For example, if you are an expert in investing, then you have to use those skills for the advantage of the Trust. And you will be judged based on your increased skills if anything should go wrong. If you are a CPA or lawyer and you undertake Trusteeship of a California Trust, then you will be expected to use your professional skills to administer the Trust.
For example, lawyers should have a higher degree of knowledge of the Trust laws, especially Trust lawyers. So when a Trust lawyer acts as Trustee, those skills must be used. And if anything goes wrong, the Trustee will be judged based on a higher standard of skills than an ordinary Trustee.
Having a Trustee with special skills that helps in Trust administration is a great idea. For example, a Trust that is heavily invested in commercial real estate would do well to have a Trustee who is skilled in commercial real estate. Settlors oftentimes look for this type of expertise when selecting a successor Trustee. Or at least they should look for this special skill when selecting a Trustee. After all, many Trust lawsuits involve Trustees who did NOT handle Trust investments properly because they simply did not know what they were doing.
But that extra level of skill comes with a catch—a higher expectation under Trust law. So if you are an expert, you must be aware that your expertise can be a benefit to the Trust, or a burden to you if things go wrong. You are not going to be judged as your average-Joe Trustee, but as your highly skilled Trustee.
The best protection against a lawsuit for a skilled Trustee (or any Trustee for that matter) is to have a process in place that you use to mange the Trust assets and make decisions. The exact details of the process are not as important as having a process at all. So many individual Trustees will make decisions and invest assets without any written game plan. When investments take a dive, the Trustee is immediately accused of making a mistake and with no written process in place, the Trustee has nothing to point to as being the basis for the decisions that were made.
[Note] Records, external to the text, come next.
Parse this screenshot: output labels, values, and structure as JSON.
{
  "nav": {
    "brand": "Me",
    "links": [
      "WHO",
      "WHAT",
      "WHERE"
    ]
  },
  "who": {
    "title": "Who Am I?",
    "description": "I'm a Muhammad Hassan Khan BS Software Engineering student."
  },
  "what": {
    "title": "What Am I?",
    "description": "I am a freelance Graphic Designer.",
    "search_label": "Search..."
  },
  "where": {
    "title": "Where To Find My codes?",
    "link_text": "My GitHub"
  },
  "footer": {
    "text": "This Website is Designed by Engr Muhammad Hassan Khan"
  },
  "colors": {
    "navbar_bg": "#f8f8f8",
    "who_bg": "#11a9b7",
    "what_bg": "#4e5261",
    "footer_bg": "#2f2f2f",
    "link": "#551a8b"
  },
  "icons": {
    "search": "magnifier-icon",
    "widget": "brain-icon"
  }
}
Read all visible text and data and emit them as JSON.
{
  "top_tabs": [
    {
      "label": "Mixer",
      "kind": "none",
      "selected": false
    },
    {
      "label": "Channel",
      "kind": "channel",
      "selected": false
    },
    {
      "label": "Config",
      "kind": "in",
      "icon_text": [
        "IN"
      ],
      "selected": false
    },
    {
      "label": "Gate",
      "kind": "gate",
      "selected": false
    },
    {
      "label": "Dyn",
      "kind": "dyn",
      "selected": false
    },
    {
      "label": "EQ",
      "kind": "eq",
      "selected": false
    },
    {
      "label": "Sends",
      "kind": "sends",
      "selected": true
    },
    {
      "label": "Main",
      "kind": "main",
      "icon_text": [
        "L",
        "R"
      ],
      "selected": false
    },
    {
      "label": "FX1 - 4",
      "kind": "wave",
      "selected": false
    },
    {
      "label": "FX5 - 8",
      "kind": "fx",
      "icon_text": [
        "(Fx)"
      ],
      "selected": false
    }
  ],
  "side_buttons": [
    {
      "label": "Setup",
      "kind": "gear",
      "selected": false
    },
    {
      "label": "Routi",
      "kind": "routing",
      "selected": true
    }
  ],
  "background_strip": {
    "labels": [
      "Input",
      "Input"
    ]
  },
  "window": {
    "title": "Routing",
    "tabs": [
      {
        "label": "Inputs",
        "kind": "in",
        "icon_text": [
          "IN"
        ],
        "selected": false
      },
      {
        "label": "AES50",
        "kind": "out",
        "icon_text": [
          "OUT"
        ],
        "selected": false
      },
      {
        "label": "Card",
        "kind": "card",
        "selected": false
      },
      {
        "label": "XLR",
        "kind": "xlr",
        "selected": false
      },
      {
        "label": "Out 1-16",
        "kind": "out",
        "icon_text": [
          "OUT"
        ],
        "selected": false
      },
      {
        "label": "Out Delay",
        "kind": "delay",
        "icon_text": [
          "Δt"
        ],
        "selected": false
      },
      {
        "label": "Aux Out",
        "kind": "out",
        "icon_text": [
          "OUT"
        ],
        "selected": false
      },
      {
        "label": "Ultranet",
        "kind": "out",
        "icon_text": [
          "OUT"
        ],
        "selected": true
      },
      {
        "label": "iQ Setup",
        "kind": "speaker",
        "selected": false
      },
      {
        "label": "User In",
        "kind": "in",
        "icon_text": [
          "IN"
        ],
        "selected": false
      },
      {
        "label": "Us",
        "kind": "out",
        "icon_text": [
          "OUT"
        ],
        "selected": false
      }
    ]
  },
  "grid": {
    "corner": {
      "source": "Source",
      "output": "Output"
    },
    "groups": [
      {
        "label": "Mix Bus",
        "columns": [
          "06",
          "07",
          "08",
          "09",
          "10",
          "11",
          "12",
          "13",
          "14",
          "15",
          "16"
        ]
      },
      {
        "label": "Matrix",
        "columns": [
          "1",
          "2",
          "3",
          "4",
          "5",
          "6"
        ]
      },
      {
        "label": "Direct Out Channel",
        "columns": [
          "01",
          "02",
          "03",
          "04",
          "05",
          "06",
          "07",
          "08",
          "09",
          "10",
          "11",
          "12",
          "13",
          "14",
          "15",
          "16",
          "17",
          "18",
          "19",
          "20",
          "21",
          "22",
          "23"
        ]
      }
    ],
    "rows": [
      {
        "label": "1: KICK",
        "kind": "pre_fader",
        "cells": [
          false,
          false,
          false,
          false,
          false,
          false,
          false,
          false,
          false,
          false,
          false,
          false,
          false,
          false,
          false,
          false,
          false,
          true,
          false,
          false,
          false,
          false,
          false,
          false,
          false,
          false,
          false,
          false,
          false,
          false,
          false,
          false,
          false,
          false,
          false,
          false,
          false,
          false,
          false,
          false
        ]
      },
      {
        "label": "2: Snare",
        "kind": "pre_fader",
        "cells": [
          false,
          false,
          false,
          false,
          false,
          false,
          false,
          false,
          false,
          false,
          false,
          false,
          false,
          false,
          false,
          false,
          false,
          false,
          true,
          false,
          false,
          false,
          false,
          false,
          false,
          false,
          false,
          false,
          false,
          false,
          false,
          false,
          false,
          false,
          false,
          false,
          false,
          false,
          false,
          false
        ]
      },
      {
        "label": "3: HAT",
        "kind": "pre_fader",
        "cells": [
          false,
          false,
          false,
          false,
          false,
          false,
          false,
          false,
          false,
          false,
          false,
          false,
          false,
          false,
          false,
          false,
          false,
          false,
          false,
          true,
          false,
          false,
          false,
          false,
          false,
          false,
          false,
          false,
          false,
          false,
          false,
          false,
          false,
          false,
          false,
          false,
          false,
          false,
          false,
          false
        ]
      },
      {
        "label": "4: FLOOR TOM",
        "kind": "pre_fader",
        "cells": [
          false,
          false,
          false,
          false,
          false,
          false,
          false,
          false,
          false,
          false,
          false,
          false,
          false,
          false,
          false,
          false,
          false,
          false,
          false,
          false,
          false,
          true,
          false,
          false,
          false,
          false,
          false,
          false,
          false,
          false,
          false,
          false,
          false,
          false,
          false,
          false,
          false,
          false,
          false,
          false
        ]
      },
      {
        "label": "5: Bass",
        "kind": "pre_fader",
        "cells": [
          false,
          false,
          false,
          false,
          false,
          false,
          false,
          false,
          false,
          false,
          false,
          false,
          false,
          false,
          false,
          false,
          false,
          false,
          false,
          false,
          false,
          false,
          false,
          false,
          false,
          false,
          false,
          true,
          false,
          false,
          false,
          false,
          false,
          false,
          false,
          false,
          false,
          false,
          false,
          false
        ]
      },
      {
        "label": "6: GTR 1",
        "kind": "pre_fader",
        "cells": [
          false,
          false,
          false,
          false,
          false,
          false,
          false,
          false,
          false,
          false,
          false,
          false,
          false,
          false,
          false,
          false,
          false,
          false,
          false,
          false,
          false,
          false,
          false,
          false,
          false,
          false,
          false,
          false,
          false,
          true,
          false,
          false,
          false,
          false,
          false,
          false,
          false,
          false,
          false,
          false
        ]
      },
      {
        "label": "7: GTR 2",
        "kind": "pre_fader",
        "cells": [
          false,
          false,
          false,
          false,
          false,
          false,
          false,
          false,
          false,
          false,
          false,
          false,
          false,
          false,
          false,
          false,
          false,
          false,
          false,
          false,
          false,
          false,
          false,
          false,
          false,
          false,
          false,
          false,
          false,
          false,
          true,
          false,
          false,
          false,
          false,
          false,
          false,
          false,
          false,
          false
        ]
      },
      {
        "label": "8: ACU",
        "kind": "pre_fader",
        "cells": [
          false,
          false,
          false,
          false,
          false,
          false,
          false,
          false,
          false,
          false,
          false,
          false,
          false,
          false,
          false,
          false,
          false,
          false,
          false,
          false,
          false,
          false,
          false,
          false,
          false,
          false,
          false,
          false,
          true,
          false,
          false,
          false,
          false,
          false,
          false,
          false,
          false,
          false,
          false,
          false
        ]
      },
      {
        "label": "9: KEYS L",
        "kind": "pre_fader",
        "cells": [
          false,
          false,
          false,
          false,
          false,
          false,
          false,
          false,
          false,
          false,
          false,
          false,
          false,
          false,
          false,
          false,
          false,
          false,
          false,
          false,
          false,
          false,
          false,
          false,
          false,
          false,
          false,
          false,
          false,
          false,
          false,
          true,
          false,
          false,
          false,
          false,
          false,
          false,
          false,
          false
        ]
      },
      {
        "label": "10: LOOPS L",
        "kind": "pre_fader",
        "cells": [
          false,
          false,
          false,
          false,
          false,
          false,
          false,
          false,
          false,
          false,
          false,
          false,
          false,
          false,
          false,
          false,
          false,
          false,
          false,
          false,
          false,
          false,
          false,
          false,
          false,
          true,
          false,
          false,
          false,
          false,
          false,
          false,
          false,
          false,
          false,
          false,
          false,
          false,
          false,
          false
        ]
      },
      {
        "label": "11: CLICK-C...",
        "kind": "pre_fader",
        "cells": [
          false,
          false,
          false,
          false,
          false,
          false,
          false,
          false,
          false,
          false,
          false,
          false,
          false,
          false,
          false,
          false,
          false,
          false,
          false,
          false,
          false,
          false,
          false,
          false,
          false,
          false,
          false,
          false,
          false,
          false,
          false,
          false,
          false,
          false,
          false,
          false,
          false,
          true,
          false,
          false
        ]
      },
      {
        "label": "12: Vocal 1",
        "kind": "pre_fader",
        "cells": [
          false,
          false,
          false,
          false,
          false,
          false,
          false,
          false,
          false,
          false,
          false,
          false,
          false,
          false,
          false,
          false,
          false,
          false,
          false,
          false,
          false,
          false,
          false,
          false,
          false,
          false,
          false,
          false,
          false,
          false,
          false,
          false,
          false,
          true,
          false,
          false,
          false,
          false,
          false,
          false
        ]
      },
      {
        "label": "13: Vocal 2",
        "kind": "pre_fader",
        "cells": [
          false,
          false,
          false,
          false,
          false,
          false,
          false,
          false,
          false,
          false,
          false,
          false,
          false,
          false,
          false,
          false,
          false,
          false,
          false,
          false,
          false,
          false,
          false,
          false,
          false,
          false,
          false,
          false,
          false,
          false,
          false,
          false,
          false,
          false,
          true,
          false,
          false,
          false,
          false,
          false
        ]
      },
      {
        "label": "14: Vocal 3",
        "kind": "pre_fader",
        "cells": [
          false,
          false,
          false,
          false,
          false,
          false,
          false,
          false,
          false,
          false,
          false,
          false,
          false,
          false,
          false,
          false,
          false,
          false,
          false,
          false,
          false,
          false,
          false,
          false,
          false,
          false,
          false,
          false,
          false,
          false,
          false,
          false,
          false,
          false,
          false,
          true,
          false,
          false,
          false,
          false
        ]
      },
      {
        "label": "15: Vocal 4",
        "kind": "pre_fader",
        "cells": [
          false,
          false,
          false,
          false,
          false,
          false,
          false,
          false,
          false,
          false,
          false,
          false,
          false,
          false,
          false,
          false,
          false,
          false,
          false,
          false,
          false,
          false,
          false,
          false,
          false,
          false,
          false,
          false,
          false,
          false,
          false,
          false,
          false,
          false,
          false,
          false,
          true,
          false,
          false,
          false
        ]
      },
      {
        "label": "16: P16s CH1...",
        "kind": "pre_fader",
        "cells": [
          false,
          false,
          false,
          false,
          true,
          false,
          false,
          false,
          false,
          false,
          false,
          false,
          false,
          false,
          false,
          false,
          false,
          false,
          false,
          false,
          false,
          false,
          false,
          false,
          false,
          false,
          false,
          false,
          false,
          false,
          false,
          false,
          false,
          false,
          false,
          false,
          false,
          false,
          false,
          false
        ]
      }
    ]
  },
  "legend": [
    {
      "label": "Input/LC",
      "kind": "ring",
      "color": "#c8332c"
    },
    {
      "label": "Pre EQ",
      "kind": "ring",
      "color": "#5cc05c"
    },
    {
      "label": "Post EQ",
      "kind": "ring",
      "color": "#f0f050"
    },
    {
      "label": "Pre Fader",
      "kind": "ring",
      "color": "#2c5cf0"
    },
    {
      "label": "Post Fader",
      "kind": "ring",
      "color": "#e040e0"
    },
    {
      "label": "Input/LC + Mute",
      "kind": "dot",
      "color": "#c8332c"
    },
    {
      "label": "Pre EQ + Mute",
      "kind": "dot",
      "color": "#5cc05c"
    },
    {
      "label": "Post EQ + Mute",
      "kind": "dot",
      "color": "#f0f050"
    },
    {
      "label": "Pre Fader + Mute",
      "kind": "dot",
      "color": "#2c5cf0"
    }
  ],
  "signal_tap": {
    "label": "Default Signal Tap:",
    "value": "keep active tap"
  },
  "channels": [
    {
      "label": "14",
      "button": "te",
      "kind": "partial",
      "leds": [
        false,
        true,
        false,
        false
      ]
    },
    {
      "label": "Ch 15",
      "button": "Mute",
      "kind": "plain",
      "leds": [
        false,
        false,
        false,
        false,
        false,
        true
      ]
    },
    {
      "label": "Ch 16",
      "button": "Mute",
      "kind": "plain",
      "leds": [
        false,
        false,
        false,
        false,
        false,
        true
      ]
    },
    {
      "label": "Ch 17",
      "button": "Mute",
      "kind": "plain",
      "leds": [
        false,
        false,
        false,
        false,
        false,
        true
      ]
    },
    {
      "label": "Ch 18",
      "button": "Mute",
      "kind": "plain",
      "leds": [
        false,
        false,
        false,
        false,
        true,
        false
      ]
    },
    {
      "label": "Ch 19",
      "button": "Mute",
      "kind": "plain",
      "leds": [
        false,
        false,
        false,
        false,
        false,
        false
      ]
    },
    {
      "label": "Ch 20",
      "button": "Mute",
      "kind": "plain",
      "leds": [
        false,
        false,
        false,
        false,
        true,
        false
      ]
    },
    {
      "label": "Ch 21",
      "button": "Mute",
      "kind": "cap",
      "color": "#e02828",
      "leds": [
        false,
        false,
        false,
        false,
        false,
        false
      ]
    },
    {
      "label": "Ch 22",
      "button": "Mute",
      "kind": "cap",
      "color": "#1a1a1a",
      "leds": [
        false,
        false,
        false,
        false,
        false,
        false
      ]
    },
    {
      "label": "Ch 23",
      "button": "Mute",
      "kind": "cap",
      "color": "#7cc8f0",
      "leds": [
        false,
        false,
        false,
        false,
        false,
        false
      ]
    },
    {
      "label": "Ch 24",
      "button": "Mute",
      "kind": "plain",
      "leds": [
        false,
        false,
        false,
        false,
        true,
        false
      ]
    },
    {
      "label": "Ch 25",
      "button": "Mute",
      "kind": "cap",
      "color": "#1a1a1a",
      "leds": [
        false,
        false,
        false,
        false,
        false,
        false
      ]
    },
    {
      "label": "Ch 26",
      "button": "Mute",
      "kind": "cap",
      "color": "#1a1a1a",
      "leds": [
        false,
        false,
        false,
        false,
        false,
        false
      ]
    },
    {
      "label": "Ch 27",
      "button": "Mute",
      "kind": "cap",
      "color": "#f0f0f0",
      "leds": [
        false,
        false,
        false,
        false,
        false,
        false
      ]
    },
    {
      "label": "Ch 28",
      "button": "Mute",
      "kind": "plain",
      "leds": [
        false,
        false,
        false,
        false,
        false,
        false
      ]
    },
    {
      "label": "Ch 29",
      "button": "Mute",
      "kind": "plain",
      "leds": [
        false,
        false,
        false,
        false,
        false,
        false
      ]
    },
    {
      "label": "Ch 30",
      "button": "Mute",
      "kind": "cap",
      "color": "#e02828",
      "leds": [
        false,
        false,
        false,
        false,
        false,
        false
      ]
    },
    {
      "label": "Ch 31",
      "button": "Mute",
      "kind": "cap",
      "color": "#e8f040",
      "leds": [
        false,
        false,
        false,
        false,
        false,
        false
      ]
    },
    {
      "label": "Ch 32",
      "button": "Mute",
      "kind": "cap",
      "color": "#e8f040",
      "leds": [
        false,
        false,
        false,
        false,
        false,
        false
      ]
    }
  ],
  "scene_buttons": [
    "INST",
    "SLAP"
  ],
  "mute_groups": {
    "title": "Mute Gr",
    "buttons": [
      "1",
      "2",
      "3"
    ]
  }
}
Having skills is a mixed blessing. It is great for the beneficiaries, when those skills are put to good use managing the Trust assets. But when things go wrong, those same skills may create a higher threshold to escape legal liability than would otherwise apply.